◆ ASSIGNMENT:
What follows is a set of records. Repeat them word for word.

──────── DATA FOR THIS EXERCISE

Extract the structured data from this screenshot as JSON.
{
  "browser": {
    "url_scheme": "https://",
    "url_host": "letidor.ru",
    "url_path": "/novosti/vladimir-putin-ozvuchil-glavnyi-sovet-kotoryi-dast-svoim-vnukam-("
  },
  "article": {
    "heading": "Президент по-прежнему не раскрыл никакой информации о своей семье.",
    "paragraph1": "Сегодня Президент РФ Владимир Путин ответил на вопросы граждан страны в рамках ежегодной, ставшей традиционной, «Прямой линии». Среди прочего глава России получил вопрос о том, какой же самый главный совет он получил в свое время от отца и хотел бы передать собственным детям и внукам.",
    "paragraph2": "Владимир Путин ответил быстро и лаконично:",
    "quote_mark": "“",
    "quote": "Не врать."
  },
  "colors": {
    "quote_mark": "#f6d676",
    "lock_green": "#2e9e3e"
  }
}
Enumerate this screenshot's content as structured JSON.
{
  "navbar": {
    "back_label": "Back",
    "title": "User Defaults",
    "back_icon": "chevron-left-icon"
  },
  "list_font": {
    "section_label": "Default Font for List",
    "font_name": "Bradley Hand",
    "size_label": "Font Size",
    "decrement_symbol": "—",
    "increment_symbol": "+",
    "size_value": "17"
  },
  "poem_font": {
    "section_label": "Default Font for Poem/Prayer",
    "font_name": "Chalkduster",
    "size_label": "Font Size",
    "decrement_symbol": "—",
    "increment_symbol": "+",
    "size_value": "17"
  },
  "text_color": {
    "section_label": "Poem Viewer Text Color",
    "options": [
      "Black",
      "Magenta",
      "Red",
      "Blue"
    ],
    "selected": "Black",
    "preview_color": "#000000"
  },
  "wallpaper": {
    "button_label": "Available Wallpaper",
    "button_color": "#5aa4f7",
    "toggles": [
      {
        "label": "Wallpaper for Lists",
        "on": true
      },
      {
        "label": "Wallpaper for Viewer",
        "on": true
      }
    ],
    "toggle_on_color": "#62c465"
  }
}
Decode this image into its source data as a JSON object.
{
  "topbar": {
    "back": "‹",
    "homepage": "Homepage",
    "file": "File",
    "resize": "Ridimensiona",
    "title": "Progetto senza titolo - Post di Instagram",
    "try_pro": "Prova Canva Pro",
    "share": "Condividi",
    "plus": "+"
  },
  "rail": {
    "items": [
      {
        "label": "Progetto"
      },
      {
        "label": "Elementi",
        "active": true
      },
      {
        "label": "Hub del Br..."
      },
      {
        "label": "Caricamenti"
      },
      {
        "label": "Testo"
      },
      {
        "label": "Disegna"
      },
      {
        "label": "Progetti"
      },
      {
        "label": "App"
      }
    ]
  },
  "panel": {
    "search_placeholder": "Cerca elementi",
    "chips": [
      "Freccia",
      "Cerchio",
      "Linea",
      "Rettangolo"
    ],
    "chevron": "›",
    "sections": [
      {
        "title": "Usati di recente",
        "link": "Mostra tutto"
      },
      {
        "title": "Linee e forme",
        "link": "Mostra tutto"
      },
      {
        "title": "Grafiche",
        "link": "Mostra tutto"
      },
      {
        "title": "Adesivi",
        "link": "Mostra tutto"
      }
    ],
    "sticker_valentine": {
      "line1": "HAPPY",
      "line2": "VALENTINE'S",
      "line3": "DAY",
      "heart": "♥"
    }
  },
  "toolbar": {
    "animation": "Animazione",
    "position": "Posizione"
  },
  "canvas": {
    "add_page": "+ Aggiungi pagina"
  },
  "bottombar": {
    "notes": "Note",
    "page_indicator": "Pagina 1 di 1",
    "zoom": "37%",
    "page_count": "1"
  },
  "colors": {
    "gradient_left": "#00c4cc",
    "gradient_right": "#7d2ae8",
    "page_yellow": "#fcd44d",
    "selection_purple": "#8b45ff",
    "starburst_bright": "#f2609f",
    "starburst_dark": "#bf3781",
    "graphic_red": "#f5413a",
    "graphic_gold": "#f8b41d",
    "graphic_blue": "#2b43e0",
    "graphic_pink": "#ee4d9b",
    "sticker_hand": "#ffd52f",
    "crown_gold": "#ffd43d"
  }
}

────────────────

◆ RESPONSE TO THE EXERCISE:
Extract the structured data from this screenshot as JSON.
{
  "browser": {
    "url_scheme": "https://",
    "url_host": "letidor.ru",
    "url_path": "/novosti/vladimir-putin-ozvuchil-glavnyi-sovet-kotoryi-dast-svoim-vnukam-("
  },
  "article": {
    "heading": "Президент по-прежнему не раскрыл никакой информации о своей семье.",
    "paragraph1": "Сегодня Президент РФ Владимир Путин ответил на вопросы граждан страны в рамках ежегодной, ставшей традиционной, «Прямой линии». Среди прочего глава России получил вопрос о том, какой же самый главный совет он получил в свое время от отца и хотел бы передать собственным детям и внукам.",
    "paragraph2": "Владимир Путин ответил быстро и лаконично:",
    "quote_mark": "“",
    "quote": "Не врать."
  },
  "colors": {
    "quote_mark": "#f6d676",
    "lock_green": "#2e9e3e"
  }
}
Enumerate this screenshot's content as structured JSON.
{
  "navbar": {
    "back_label": "Back",
    "title": "User Defaults",
    "back_icon": "chevron-left-icon"
  },
  "list_font": {
    "section_label": "Default Font for List",
    "font_name": "Bradley Hand",
    "size_label": "Font Size",
    "decrement_symbol": "—",
    "increment_symbol": "+",
    "size_value": "17"
  },
  "poem_font": {
    "section_label": "Default Font for Poem/Prayer",
    "font_name": "Chalkduster",
    "size_label": "Font Size",
    "decrement_symbol": "—",
    "increment_symbol": "+",
    "size_value": "17"
  },
  "text_color": {
    "section_label": "Poem Viewer Text Color",
    "options": [
      "Black",
      "Magenta",
      "Red",
      "Blue"
    ],
    "selected": "Black",
    "preview_color": "#000000"
  },
  "wallpaper": {
    "button_label": "Available Wallpaper",
    "button_color": "#5aa4f7",
    "toggles": [
      {
        "label": "Wallpaper for Lists",
        "on": true
      },
      {
        "label": "Wallpaper for Viewer",
        "on": true
      }
    ],
    "toggle_on_color": "#62c465"
  }
}
Decode this image into its source data as a JSON object.
{
  "topbar": {
    "back": "‹",
    "homepage": "Homepage",
    "file": "File",
    "resize": "Ridimensiona",
    "title": "Progetto senza titolo - Post di Instagram",
    "try_pro": "Prova Canva Pro",
    "share": "Condividi",
    "plus": "+"
  },
  "rail": {
    "items": [
      {
        "label": "Progetto"
      },
      {
        "label": "Elementi",
        "active": true
      },
      {
        "label": "Hub del Br..."
      },
      {
        "label": "Caricamenti"
      },
      {
        "label": "Testo"
      },
      {
        "label": "Disegna"
      },
      {
        "label": "Progetti"
      },
      {
        "label": "App"
      }
    ]
  },
  "panel": {
    "search_placeholder": "Cerca elementi",
    "chips": [
      "Freccia",
      "Cerchio",
      "Linea",
      "Rettangolo"
    ],
    "chevron": "›",
    "sections": [
      {
        "title": "Usati di recente",
        "link": "Mostra tutto"
      },
      {
        "title": "Linee e forme",
        "link": "Mostra tutto"
      },
      {
        "title": "Grafiche",
        "link": "Mostra tutto"
      },
      {
        "title": "Adesivi",
        "link": "Mostra tutto"
      }
    ],
    "sticker_valentine": {
      "line1": "HAPPY",
      "line2": "VALENTINE'S",
      "line3": "DAY",
      "heart": "♥"
    }
  },
  "toolbar": {
    "animation": "Animazione",
    "position": "Posizione"
  },
  "canvas": {
    "add_page": "+ Aggiungi pagina"
  },
  "bottombar": {
    "notes": "Note",
    "page_indicator": "Pagina 1 di 1",
    "zoom": "37%",
    "page_count": "1"
  },
  "colors": {
    "gradient_left": "#00c4cc",
    "gradient_right": "#7d2ae8",
    "page_yellow": "#fcd44d",
    "selection_purple": "#8b45ff",
    "starburst_bright": "#f2609f",
    "starburst_dark": "#bf3781",
    "graphic_red": "#f5413a",
    "graphic_gold": "#f8b41d",
    "graphic_blue": "#2b43e0",
    "graphic_pink": "#ee4d9b",
    "sticker_hand": "#ffd52f",
    "crown_gold": "#ffd43d"
  }
}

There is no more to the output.